_LISTED ENTRIES_.
|---|

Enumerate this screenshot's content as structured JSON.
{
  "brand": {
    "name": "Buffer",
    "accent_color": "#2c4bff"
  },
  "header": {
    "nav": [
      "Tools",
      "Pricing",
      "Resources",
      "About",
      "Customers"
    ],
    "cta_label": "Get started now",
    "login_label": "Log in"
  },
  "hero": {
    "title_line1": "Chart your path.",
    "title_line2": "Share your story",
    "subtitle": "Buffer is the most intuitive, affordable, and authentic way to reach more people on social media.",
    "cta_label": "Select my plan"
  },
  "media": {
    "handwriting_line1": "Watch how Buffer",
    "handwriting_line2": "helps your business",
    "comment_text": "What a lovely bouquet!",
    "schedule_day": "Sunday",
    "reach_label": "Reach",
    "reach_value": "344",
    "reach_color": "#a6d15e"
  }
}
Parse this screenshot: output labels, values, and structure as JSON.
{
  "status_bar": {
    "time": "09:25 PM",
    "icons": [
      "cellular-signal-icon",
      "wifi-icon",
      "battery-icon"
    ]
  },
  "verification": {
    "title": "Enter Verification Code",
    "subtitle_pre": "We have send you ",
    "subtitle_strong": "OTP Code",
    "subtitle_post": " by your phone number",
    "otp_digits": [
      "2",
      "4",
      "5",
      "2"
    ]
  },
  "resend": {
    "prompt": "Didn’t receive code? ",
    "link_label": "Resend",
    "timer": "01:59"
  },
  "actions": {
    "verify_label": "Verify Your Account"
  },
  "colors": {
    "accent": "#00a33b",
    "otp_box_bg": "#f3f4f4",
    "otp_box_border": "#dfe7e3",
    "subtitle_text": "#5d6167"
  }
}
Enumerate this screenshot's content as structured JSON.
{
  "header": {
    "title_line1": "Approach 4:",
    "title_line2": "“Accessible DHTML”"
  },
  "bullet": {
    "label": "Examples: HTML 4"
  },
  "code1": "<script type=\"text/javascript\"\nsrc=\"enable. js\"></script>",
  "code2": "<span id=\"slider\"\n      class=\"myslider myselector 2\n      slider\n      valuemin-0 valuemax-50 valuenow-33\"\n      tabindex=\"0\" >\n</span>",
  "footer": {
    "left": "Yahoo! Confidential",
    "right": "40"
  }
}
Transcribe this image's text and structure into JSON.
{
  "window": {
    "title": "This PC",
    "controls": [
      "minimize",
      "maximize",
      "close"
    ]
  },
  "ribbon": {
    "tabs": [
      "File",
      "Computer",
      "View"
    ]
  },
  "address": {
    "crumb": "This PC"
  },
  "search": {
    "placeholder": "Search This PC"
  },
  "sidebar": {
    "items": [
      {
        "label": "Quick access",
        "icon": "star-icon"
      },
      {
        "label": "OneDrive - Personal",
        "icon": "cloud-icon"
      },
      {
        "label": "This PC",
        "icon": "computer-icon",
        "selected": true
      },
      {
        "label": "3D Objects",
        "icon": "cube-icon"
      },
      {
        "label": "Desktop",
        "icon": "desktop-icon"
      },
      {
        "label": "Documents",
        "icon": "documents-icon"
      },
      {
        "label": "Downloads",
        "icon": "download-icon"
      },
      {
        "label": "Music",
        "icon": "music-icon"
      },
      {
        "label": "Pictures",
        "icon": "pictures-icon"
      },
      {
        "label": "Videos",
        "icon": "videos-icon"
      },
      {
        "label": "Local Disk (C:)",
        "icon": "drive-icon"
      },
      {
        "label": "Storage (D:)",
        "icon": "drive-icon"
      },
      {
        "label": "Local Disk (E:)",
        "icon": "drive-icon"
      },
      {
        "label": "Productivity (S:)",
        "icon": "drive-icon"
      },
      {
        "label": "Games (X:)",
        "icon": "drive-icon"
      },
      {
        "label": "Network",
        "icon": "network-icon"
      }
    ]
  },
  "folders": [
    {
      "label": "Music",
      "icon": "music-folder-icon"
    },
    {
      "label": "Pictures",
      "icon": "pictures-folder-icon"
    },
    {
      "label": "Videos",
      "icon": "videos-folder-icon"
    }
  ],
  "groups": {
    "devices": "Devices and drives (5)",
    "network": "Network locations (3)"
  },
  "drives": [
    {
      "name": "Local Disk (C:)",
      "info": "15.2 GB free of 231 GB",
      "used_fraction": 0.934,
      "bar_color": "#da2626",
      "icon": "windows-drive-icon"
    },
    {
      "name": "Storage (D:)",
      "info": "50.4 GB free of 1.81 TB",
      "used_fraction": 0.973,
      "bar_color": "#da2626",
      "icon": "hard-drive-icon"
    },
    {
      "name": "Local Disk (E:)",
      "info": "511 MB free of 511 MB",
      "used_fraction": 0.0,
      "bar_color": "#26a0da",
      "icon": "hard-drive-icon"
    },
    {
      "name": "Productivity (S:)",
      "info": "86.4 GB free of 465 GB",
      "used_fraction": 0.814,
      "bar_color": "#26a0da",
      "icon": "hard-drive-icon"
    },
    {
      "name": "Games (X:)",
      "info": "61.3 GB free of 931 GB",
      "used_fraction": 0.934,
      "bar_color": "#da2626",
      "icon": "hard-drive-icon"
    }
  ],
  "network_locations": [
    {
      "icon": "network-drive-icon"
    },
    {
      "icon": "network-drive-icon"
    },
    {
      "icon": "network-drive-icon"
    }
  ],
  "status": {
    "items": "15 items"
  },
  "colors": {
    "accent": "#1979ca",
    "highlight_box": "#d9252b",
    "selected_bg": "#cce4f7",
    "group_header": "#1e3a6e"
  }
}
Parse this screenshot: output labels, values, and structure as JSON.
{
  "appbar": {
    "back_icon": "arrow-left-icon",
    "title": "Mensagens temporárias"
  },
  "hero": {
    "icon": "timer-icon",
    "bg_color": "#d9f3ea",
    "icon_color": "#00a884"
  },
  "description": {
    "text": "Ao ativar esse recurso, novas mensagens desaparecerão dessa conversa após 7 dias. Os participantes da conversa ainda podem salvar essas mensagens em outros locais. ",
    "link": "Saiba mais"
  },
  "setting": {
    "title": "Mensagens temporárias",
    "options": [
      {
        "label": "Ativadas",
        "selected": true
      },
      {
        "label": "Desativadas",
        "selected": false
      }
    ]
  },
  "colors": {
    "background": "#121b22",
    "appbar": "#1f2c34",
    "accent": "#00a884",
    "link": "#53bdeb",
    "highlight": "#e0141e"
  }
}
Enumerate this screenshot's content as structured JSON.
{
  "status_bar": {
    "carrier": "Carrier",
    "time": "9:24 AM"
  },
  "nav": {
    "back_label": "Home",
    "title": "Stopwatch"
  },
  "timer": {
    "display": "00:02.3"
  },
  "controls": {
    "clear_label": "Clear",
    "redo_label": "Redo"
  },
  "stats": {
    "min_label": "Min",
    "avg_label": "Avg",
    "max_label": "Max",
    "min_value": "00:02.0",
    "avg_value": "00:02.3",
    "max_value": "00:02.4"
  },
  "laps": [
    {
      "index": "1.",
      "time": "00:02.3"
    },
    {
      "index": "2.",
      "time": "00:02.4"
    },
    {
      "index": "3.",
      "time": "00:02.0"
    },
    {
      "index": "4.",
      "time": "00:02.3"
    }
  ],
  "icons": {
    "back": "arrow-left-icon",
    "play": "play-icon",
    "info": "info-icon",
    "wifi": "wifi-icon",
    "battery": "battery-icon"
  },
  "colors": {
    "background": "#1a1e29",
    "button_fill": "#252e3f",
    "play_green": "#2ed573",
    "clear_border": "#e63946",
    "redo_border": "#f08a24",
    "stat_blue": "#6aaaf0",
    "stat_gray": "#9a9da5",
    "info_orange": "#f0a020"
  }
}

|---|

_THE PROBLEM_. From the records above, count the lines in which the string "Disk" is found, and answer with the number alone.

_YOUR SOLUTION_. 4